Public Transit bus ads make $18,750 in first year

Augusta's attempt to make money through advertising on city buses has raised close to $19,000 in its first year.


In June 2008, advertising space was created on the outside of Augusta Public Transit buses. Transit Director Heyward Johnson and members of Augusta Commission finance committee had hoped to raise $60,000 a year for the bus system, which loses about $4 million annually.

Tony Thomas, the president of Renaissance Marketing - the Savannah-based advertising firm that handles the bus accounts- said the program has brought in $18,750. Renaissance and the city split the revenue.

Out of the $18,750, Augusta Public Transit has received only $5,225 from Renaissance Marketing, although some contracts are still in billing status.

Mr. Thomas said that part of the problem is that Augusta has too few buses on the road to draw national advertising. The city runs only 13 buses daily.

"We're really proud of what we've done thus far," Mr. Thomas said.
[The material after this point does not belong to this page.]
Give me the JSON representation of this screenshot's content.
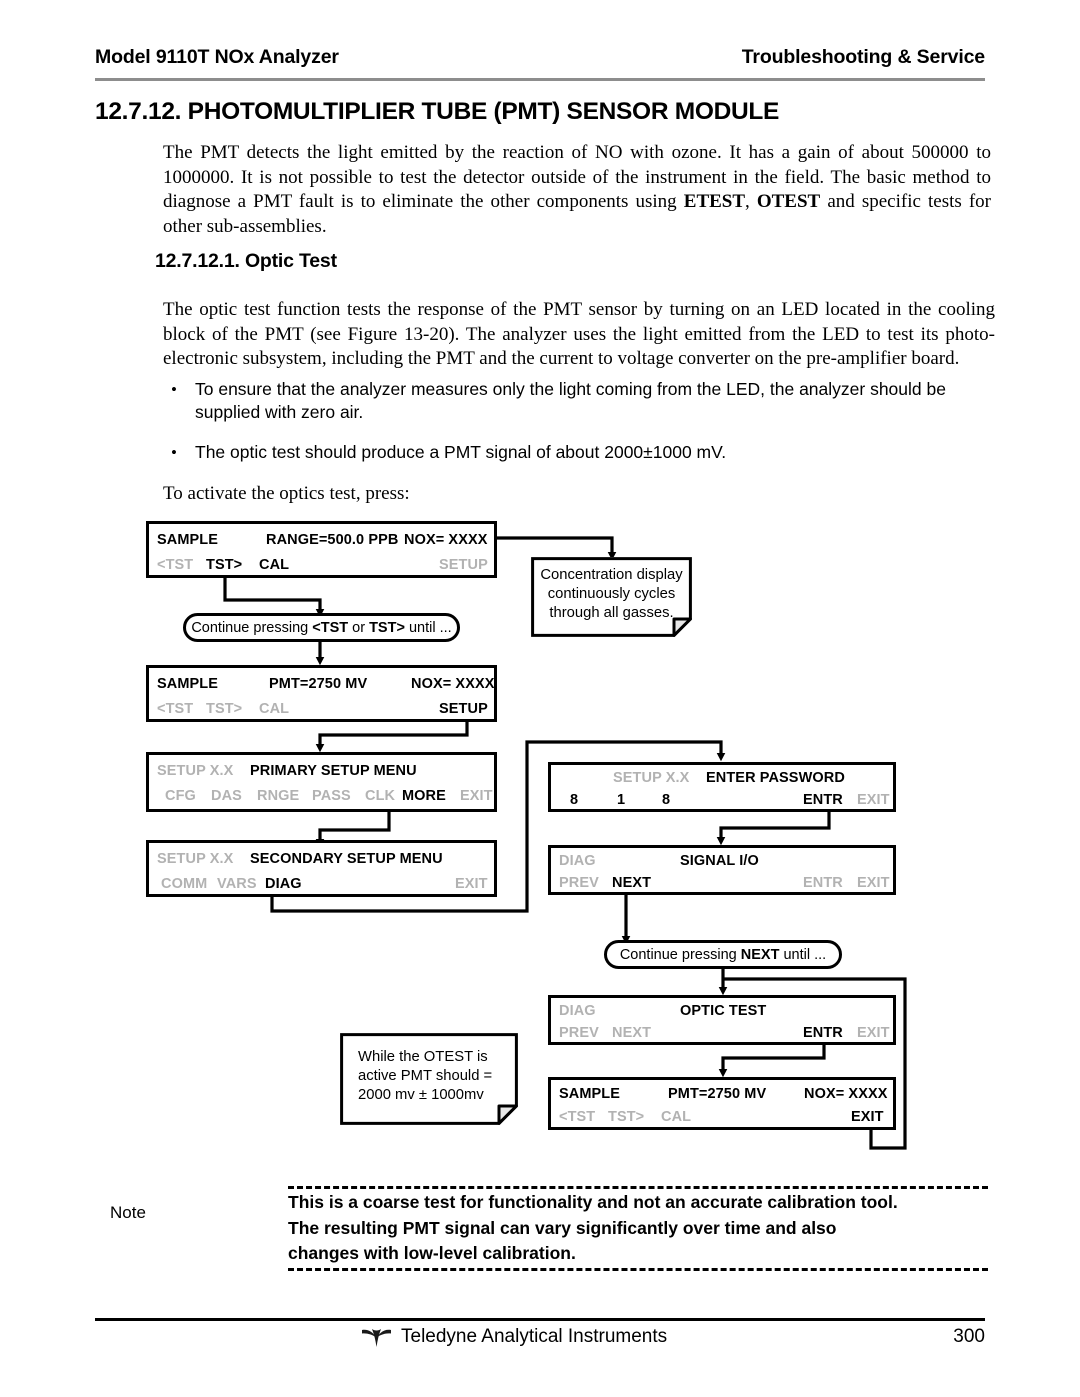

While Savannah has only three models of buses, Augusta runs five. This makes advertising packages difficult to sell because advertisers want to know that their message is being displayed frequently and consistently, according to Mr. Thomas.

Renaissance is working around this difficulty by pushing a full-wrap advertising option, in which an advertiser pays for the whole bus to be covered.

Mr. Thomas said he is hashing out details for two clients interested in the full-wrap option, one being a national insurance provider and the other a local janitorial service.

The transit department is grateful for any funds it receives from the advertising.

"It is definitely bringing in revenue that we did not have before," said Heyward Johnson, Augusta Public Transit's director. "That we did have any advertising at all is remarkable,"

Likewise, Mr. Thomas is not discouraged by the advertising.

"This is just going to take some time," he said.

Reach Gracie Shepherd at (706) 823-3228 or

This article has been updated to correct an attribution error.